**Data about app and page elements**:

-------------------------

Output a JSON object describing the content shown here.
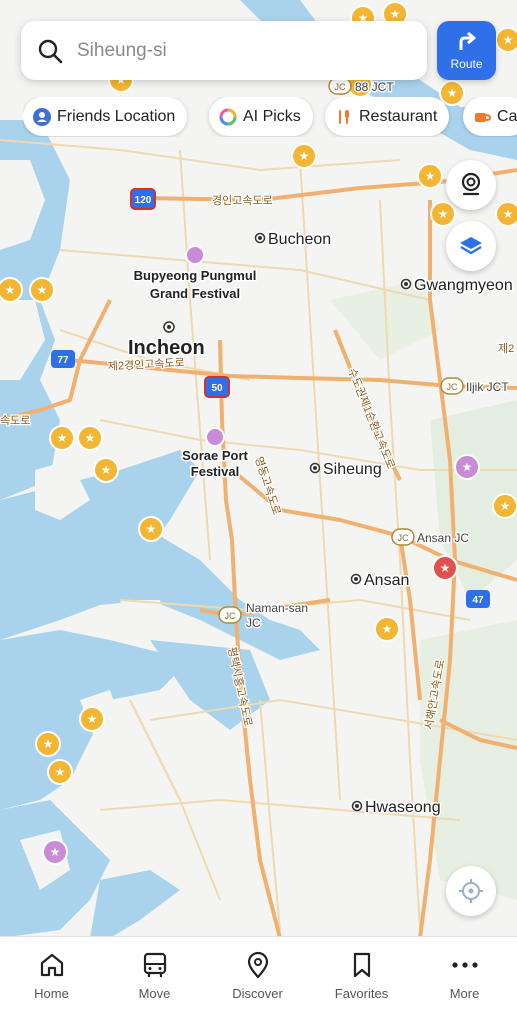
{
  "search": {
    "query": "Siheung-si"
  },
  "route_button": {
    "label": "Route"
  },
  "chips": [
    {
      "label": "Friends Location",
      "icon": "friends-location-icon"
    },
    {
      "label": "AI Picks",
      "icon": "ai-picks-ring-icon"
    },
    {
      "label": "Restaurant",
      "icon": "restaurant-icon"
    },
    {
      "label": "Ca",
      "icon": "cafe-icon"
    }
  ],
  "map": {
    "cities": {
      "incheon": "Incheon",
      "bucheon": "Bucheon",
      "gwangmyeong": "Gwangmyeon",
      "siheung": "Siheung",
      "ansan": "Ansan",
      "hwaseong": "Hwaseong"
    },
    "festivals": {
      "bupyeong_1": "Bupyeong Pungmul",
      "bupyeong_2": "Grand Festival",
      "sorae_1": "Sorae Port",
      "sorae_2": "Festival"
    },
    "junctions": {
      "jct88": "88 JCT",
      "iljik": "Iljik JCT",
      "ansan_jc": "Ansan JC",
      "namansan_1": "Naman-san",
      "namansan_2": "JC",
      "jc_badge": "JC"
    },
    "routes": {
      "r120": "120",
      "r77": "77",
      "r50": "50",
      "r47": "47"
    },
    "road_names": {
      "gyeongin": "경인고속도로",
      "second_gyeongin": "제2경인고속도로",
      "sudogwon": "수도권제1순환고속도로",
      "yeongdong": "영동고속도로",
      "pyeongtaek": "평택시흥고속도로",
      "seohaean": "서해안고속도로",
      "left_edge": "속도로",
      "right_edge": "제2"
    }
  },
  "tabs": [
    {
      "label": "Home",
      "icon": "home-icon"
    },
    {
      "label": "Move",
      "icon": "bus-icon"
    },
    {
      "label": "Discover",
      "icon": "location-pin-icon"
    },
    {
      "label": "Favorites",
      "icon": "bookmark-icon"
    },
    {
      "label": "More",
      "icon": "more-dots-icon"
    }
  ],
  "colors": {
    "water": "#a9d3ec",
    "land": "#f4f4f2",
    "road": "#e9c48a",
    "highway": "#f0b070",
    "accent": "#2f6fe8",
    "star_marker": "#f2b632",
    "festival_marker": "#c98ad6",
    "red_marker": "#e0504f"
  }
}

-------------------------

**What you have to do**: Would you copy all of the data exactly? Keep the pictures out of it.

**Exercise result**:
Output a JSON object describing the content shown here.
{
  "search": {
    "query": "Siheung-si"
  },
  "route_button": {
    "label": "Route"
  },
  "chips": [
    {
      "label": "Friends Location",
      "icon": "friends-location-icon"
    },
    {
      "label": "AI Picks",
      "icon": "ai-picks-ring-icon"
    },
    {
      "label": "Restaurant",
      "icon": "restaurant-icon"
    },
    {
      "label": "Ca",
      "icon": "cafe-icon"
    }
  ],
  "map": {
    "cities": {
      "incheon": "Incheon",
      "bucheon": "Bucheon",
      "gwangmyeong": "Gwangmyeon",
      "siheung": "Siheung",
      "ansan": "Ansan",
      "hwaseong": "Hwaseong"
    },
    "festivals": {
      "bupyeong_1": "Bupyeong Pungmul",
      "bupyeong_2": "Grand Festival",
      "sorae_1": "Sorae Port",
      "sorae_2": "Festival"
    },
    "junctions": {
      "jct88": "88 JCT",
      "iljik": "Iljik JCT",
      "ansan_jc": "Ansan JC",
      "namansan_1": "Naman-san",
      "namansan_2": "JC",
      "jc_badge": "JC"
    },
    "routes": {
      "r120": "120",
      "r77": "77",
      "r50": "50",
      "r47": "47"
    },
    "road_names": {
      "gyeongin": "경인고속도로",
      "second_gyeongin": "제2경인고속도로",
      "sudogwon": "수도권제1순환고속도로",
      "yeongdong": "영동고속도로",
      "pyeongtaek": "평택시흥고속도로",
      "seohaean": "서해안고속도로",
      "left_edge": "속도로",
      "right_edge": "제2"
    }
  },
  "tabs": [
    {
      "label": "Home",
      "icon": "home-icon"
    },
    {
      "label": "Move",
      "icon": "bus-icon"
    },
    {
      "label": "Discover",
      "icon": "location-pin-icon"
    },
    {
      "label": "Favorites",
      "icon": "bookmark-icon"
    },
    {
      "label": "More",
      "icon": "more-dots-icon"
    }
  ],
  "colors": {
    "water": "#a9d3ec",
    "land": "#f4f4f2",
    "road": "#e9c48a",
    "highway": "#f0b070",
    "accent": "#2f6fe8",
    "star_marker": "#f2b632",
    "festival_marker": "#c98ad6",
    "red_marker": "#e0504f"
  }
}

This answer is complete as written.